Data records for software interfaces

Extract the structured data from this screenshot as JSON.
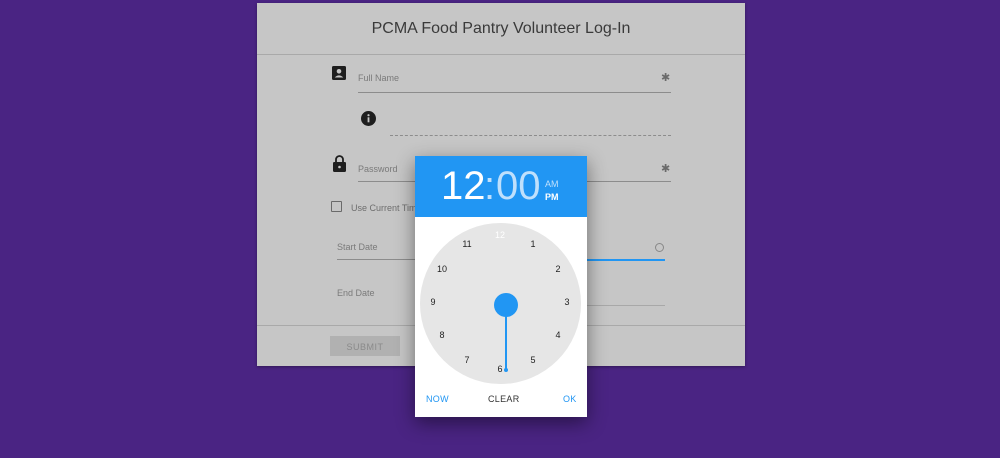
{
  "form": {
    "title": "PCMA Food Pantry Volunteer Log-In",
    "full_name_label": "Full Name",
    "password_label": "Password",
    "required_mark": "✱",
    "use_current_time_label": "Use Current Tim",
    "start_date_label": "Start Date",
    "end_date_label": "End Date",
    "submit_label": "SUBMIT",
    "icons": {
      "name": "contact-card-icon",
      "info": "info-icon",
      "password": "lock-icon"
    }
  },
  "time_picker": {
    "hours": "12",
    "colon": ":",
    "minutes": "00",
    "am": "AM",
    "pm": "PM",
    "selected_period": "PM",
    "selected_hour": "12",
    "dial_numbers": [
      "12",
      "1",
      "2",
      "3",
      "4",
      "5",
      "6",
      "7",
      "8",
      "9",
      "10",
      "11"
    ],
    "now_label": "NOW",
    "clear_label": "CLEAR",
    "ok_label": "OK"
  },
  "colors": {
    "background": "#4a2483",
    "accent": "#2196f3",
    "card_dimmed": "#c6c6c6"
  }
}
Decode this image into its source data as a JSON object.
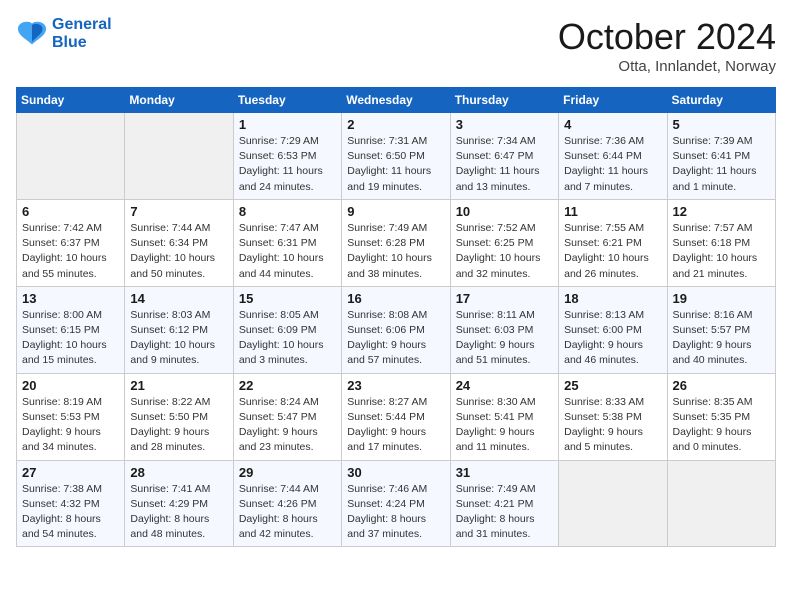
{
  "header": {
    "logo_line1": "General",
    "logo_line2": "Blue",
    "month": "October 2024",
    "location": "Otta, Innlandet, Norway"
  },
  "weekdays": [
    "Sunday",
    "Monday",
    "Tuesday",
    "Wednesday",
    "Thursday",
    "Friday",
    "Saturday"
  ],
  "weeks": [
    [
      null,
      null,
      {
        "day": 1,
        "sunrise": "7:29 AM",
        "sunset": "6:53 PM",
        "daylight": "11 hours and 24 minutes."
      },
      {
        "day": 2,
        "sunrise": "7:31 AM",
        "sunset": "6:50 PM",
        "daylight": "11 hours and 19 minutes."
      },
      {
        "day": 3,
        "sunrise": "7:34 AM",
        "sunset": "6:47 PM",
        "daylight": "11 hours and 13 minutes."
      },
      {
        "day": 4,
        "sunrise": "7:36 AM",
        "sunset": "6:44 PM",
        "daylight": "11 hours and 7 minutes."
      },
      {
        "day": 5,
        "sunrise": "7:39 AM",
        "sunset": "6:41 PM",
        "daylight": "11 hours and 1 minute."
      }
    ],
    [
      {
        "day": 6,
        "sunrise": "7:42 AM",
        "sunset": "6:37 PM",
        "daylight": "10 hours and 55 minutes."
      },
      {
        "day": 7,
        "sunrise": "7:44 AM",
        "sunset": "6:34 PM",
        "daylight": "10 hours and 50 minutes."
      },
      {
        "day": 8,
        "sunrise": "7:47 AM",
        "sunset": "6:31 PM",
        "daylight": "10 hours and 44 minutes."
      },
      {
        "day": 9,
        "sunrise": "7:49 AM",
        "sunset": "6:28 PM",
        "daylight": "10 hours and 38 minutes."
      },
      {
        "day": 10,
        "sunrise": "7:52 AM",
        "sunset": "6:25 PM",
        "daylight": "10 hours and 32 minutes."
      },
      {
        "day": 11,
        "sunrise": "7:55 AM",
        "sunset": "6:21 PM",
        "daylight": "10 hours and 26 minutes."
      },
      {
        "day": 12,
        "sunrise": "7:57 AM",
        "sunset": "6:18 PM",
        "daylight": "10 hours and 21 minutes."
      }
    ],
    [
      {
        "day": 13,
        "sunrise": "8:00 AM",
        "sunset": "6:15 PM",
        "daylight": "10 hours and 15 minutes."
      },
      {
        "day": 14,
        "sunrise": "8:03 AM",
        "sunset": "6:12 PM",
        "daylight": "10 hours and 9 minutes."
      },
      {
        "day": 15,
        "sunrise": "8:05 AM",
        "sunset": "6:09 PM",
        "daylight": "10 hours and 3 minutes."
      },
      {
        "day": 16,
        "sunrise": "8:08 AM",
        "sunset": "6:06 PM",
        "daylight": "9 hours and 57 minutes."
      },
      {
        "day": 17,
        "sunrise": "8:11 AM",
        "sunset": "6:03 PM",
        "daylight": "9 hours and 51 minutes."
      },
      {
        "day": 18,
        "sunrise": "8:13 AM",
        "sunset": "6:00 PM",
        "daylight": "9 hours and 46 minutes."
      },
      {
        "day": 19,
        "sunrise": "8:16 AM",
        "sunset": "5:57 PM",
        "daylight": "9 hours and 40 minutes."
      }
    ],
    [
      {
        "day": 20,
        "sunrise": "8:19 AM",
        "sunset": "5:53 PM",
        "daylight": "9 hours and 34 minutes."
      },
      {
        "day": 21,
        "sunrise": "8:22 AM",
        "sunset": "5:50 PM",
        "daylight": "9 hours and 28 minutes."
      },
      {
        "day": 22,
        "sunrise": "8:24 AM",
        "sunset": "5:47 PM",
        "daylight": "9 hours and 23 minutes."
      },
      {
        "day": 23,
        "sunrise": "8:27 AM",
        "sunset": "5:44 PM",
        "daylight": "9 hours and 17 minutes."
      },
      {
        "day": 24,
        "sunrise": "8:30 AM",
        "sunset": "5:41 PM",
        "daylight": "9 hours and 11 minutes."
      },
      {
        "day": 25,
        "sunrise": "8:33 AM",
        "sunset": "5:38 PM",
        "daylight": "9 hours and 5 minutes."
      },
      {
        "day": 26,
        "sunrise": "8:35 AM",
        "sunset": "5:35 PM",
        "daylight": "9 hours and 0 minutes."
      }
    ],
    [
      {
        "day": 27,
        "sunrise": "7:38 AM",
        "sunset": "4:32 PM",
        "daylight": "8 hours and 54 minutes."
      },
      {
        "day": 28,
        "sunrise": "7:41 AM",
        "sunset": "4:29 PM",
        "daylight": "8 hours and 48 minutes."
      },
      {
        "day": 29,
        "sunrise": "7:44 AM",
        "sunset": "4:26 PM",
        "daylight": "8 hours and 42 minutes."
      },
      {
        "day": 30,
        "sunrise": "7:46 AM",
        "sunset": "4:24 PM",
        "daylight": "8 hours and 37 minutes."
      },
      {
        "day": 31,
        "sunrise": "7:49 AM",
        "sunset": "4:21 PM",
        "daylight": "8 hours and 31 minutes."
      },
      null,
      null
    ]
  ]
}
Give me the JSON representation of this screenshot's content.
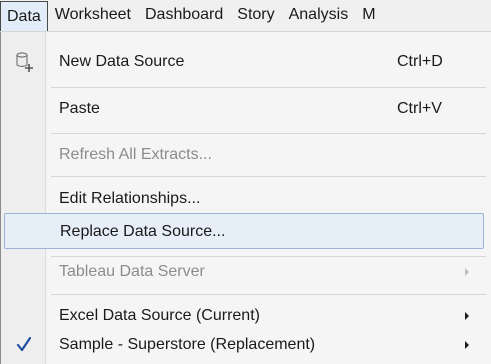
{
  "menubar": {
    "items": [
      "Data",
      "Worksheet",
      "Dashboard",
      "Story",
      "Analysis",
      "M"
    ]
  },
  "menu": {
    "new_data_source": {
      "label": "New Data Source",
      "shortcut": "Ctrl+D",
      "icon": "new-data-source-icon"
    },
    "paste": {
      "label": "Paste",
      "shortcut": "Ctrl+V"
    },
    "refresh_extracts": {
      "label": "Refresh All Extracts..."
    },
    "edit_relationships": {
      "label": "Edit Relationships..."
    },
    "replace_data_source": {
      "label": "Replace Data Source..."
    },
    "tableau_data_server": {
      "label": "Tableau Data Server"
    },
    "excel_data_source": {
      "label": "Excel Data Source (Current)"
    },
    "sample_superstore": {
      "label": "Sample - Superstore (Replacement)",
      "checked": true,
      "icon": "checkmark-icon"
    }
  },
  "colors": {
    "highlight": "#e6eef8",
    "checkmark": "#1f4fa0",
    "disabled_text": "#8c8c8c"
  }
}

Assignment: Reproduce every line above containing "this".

Your solution:
Extract the structured data from this screenshot as JSON.
Decode this image into its source data as a JSON object.
Give me the JSON representation of this screenshot's content.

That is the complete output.